*** Material for this task Section Begins ***

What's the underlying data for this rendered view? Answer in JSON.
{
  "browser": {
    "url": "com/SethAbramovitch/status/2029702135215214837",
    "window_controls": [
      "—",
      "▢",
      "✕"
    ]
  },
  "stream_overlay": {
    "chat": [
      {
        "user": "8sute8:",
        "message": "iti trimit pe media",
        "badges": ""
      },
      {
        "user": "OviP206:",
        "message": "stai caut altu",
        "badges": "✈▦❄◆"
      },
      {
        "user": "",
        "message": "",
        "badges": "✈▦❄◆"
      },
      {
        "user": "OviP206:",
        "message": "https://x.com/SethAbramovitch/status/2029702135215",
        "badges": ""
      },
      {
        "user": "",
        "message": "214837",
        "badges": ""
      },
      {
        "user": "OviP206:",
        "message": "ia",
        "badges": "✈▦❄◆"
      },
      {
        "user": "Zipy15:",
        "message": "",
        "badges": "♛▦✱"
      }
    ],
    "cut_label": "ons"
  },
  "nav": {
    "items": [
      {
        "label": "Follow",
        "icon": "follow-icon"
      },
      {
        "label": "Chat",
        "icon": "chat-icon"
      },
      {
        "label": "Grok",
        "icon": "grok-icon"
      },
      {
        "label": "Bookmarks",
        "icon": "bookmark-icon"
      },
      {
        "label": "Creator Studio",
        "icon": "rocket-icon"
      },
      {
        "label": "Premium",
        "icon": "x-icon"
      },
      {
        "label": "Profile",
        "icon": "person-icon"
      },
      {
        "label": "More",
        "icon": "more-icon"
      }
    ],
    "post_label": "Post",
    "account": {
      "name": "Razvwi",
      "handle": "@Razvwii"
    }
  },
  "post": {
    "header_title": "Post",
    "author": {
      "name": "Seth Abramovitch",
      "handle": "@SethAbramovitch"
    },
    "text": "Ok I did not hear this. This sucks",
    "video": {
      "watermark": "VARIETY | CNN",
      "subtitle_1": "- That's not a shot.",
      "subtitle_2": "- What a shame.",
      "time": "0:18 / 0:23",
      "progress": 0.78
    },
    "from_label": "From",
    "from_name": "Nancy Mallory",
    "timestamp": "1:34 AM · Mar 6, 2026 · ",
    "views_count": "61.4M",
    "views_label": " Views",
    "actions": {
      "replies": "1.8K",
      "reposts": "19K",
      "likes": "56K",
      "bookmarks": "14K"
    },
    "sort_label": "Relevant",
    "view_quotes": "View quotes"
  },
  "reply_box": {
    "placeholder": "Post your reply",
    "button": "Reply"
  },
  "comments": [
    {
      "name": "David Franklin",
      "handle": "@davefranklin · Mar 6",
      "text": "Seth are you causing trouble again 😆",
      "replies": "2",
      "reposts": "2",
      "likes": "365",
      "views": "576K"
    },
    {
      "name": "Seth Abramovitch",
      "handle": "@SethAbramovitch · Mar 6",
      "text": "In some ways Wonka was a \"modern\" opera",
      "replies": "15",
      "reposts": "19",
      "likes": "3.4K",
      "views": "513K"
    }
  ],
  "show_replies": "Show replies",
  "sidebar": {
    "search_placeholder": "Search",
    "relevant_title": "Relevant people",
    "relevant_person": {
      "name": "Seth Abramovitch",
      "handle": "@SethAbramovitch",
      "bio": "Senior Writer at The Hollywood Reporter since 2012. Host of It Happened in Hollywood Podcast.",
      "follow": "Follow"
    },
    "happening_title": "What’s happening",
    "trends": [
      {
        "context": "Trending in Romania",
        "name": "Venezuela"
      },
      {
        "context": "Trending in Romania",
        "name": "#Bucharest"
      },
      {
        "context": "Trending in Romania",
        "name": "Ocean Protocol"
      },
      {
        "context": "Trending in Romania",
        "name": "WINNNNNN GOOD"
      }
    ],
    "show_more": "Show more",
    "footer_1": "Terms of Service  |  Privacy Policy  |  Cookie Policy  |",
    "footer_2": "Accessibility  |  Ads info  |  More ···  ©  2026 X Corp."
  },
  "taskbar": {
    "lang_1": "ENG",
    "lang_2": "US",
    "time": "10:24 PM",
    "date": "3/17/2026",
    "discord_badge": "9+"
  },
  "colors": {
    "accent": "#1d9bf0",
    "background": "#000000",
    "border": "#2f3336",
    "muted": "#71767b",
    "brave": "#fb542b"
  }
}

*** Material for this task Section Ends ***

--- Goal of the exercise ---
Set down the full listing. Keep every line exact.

--- Output of the task ---
What's the underlying data for this rendered view? Answer in JSON.
{
  "browser": {
    "url": "com/SethAbramovitch/status/2029702135215214837",
    "window_controls": [
      "—",
      "▢",
      "✕"
    ]
  },
  "stream_overlay": {
    "chat": [
      {
        "user": "8sute8:",
        "message": "iti trimit pe media",
        "badges": ""
      },
      {
        "user": "OviP206:",
        "message": "stai caut altu",
        "badges": "✈▦❄◆"
      },
      {
        "user": "",
        "message": "",
        "badges": "✈▦❄◆"
      },
      {
        "user": "OviP206:",
        "message": "https://x.com/SethAbramovitch/status/2029702135215",
        "badges": ""
      },
      {
        "user": "",
        "message": "214837",
        "badges": ""
      },
      {
        "user": "OviP206:",
        "message": "ia",
        "badges": "✈▦❄◆"
      },
      {
        "user": "Zipy15:",
        "message": "",
        "badges": "♛▦✱"
      }
    ],
    "cut_label": "ons"
  },
  "nav": {
    "items": [
      {
        "label": "Follow",
        "icon": "follow-icon"
      },
      {
        "label": "Chat",
        "icon": "chat-icon"
      },
      {
        "label": "Grok",
        "icon": "grok-icon"
      },
      {
        "label": "Bookmarks",
        "icon": "bookmark-icon"
      },
      {
        "label": "Creator Studio",
        "icon": "rocket-icon"
      },
      {
        "label": "Premium",
        "icon": "x-icon"
      },
      {
        "label": "Profile",
        "icon": "person-icon"
      },
      {
        "label": "More",
        "icon": "more-icon"
      }
    ],
    "post_label": "Post",
    "account": {
      "name": "Razvwi",
      "handle": "@Razvwii"
    }
  },
  "post": {
    "header_title": "Post",
    "author": {
      "name": "Seth Abramovitch",
      "handle": "@SethAbramovitch"
    },
    "text": "Ok I did not hear this. This sucks",
    "video": {
      "watermark": "VARIETY | CNN",
      "subtitle_1": "- That's not a shot.",
      "subtitle_2": "- What a shame.",
      "time": "0:18 / 0:23",
      "progress": 0.78
    },
    "from_label": "From",
    "from_name": "Nancy Mallory",
    "timestamp": "1:34 AM · Mar 6, 2026 · ",
    "views_count": "61.4M",
    "views_label": " Views",
    "actions": {
      "replies": "1.8K",
      "reposts": "19K",
      "likes": "56K",
      "bookmarks": "14K"
    },
    "sort_label": "Relevant",
    "view_quotes": "View quotes"
  },
  "reply_box": {
    "placeholder": "Post your reply",
    "button": "Reply"
  },
  "comments": [
    {
      "name": "David Franklin",
      "handle": "@davefranklin · Mar 6",
      "text": "Seth are you causing trouble again 😆",
      "replies": "2",
      "reposts": "2",
      "likes": "365",
      "views": "576K"
    },
    {
      "name": "Seth Abramovitch",
      "handle": "@SethAbramovitch · Mar 6",
      "text": "In some ways Wonka was a \"modern\" opera",
      "replies": "15",
      "reposts": "19",
      "likes": "3.4K",
      "views": "513K"
    }
  ],
  "show_replies": "Show replies",
  "sidebar": {
    "search_placeholder": "Search",
    "relevant_title": "Relevant people",
    "relevant_person": {
      "name": "Seth Abramovitch",
      "handle": "@SethAbramovitch",
      "bio": "Senior Writer at The Hollywood Reporter since 2012. Host of It Happened in Hollywood Podcast.",
      "follow": "Follow"
    },
    "happening_title": "What’s happening",
    "trends": [
      {
        "context": "Trending in Romania",
        "name": "Venezuela"
      },
      {
        "context": "Trending in Romania",
        "name": "#Bucharest"
      },
      {
        "context": "Trending in Romania",
        "name": "Ocean Protocol"
      },
      {
        "context": "Trending in Romania",
        "name": "WINNNNNN GOOD"
      }
    ],
    "show_more": "Show more",
    "footer_1": "Terms of Service  |  Privacy Policy  |  Cookie Policy  |",
    "footer_2": "Accessibility  |  Ads info  |  More ···  ©  2026 X Corp."
  },
  "taskbar": {
    "lang_1": "ENG",
    "lang_2": "US",
    "time": "10:24 PM",
    "date": "3/17/2026",
    "discord_badge": "9+"
  },
  "colors": {
    "accent": "#1d9bf0",
    "background": "#000000",
    "border": "#2f3336",
    "muted": "#71767b",
    "brave": "#fb542b"
  }
}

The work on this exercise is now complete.